══ Supplied material ══
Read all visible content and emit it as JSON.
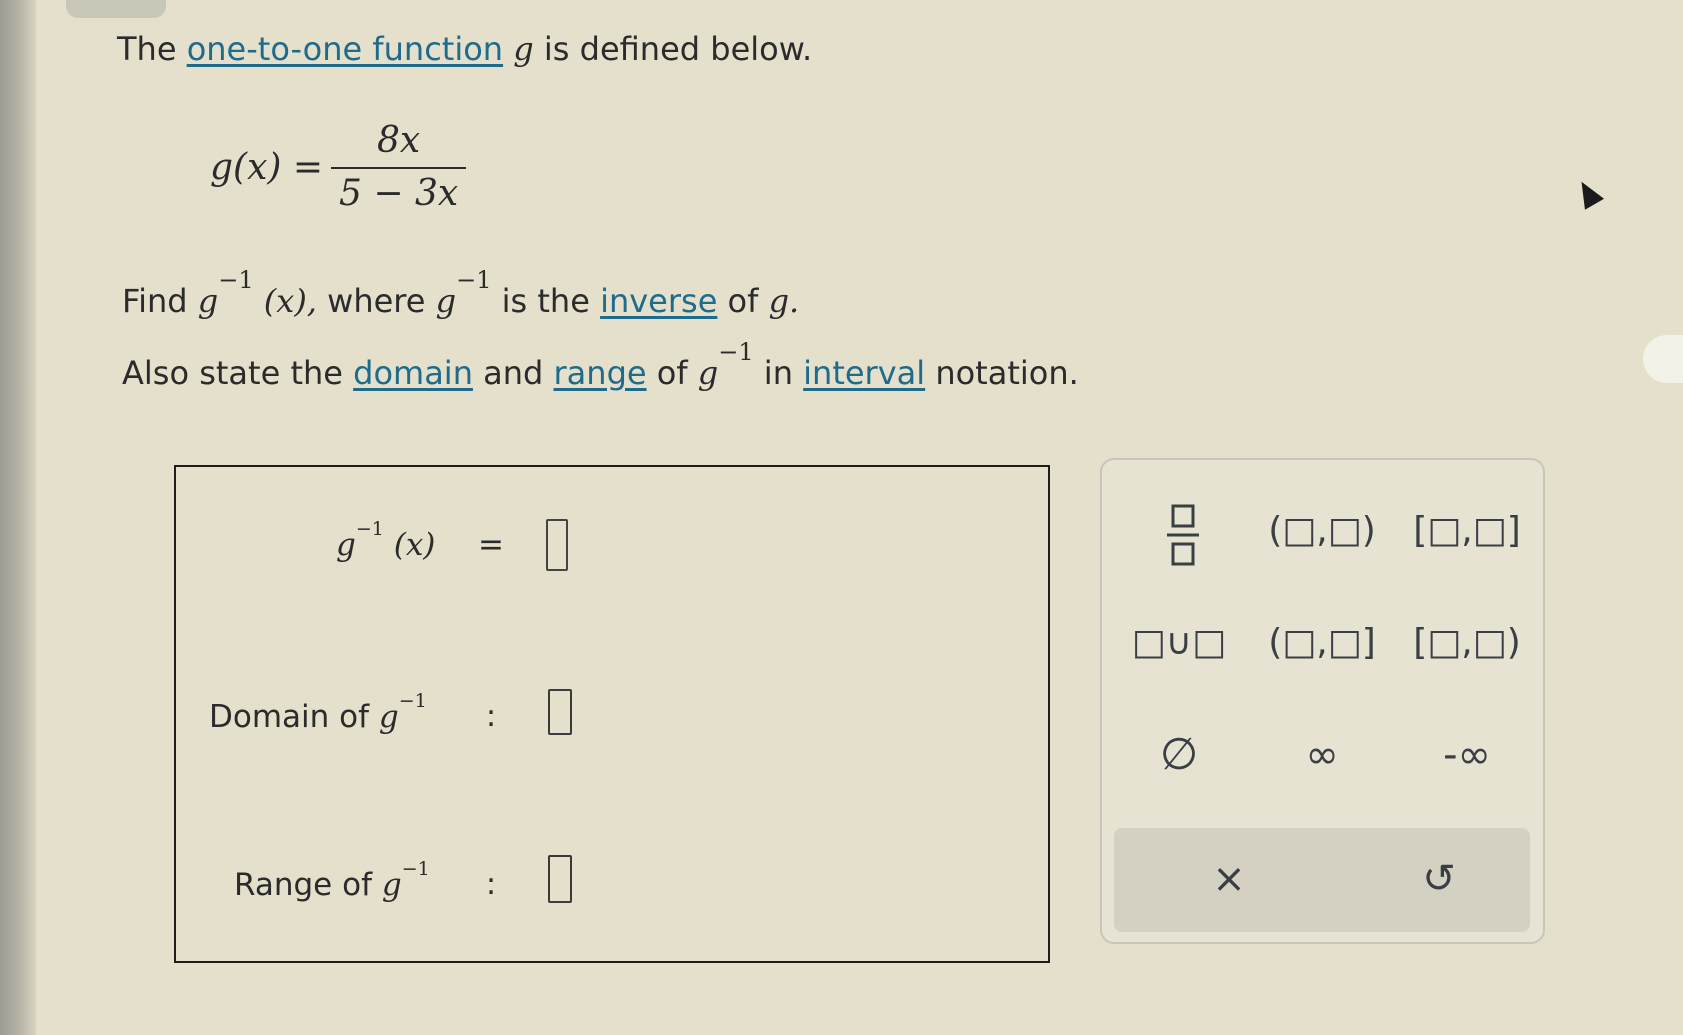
{
  "problem": {
    "line1_pre": "The",
    "line1_link": "one-to-one function",
    "line1_var": "g",
    "line1_post": "is defined below.",
    "formula_lhs": "g(x) =",
    "formula_numerator": "8x",
    "formula_denominator": "5 − 3x",
    "find_pre": "Find",
    "g": "g",
    "inv_exp": "−1",
    "x_paren": "(x),",
    "find_where": "where",
    "find_is_the": "is the",
    "find_link": "inverse",
    "find_of": "of",
    "find_end": "g.",
    "also_pre": "Also state the",
    "also_link_domain": "domain",
    "also_and": "and",
    "also_link_range": "range",
    "also_of": "of",
    "also_in": "in",
    "also_link_interval": "interval",
    "also_post": "notation."
  },
  "answer": {
    "row1_g": "g",
    "row1_exp": "−1",
    "row1_x": "(x)",
    "row1_eq": "=",
    "domain_label": "Domain of",
    "range_label": "Range of",
    "g": "g",
    "exp": "−1",
    "colon": ":"
  },
  "keypad": {
    "keys": [
      "□/□",
      "(□,□)",
      "[□,□]",
      "□∪□",
      "(□,□]",
      "[□,□)",
      "∅",
      "∞",
      "-∞"
    ],
    "clear_label": "×",
    "undo_label": "↺"
  }
}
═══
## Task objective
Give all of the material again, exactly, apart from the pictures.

## Output for this task
Read all visible content and emit it as JSON.
{
  "problem": {
    "line1_pre": "The",
    "line1_link": "one-to-one function",
    "line1_var": "g",
    "line1_post": "is defined below.",
    "formula_lhs": "g(x) =",
    "formula_numerator": "8x",
    "formula_denominator": "5 − 3x",
    "find_pre": "Find",
    "g": "g",
    "inv_exp": "−1",
    "x_paren": "(x),",
    "find_where": "where",
    "find_is_the": "is the",
    "find_link": "inverse",
    "find_of": "of",
    "find_end": "g.",
    "also_pre": "Also state the",
    "also_link_domain": "domain",
    "also_and": "and",
    "also_link_range": "range",
    "also_of": "of",
    "also_in": "in",
    "also_link_interval": "interval",
    "also_post": "notation."
  },
  "answer": {
    "row1_g": "g",
    "row1_exp": "−1",
    "row1_x": "(x)",
    "row1_eq": "=",
    "domain_label": "Domain of",
    "range_label": "Range of",
    "g": "g",
    "exp": "−1",
    "colon": ":"
  },
  "keypad": {
    "keys": [
      "□/□",
      "(□,□)",
      "[□,□]",
      "□∪□",
      "(□,□]",
      "[□,□)",
      "∅",
      "∞",
      "-∞"
    ],
    "clear_label": "×",
    "undo_label": "↺"
  }
}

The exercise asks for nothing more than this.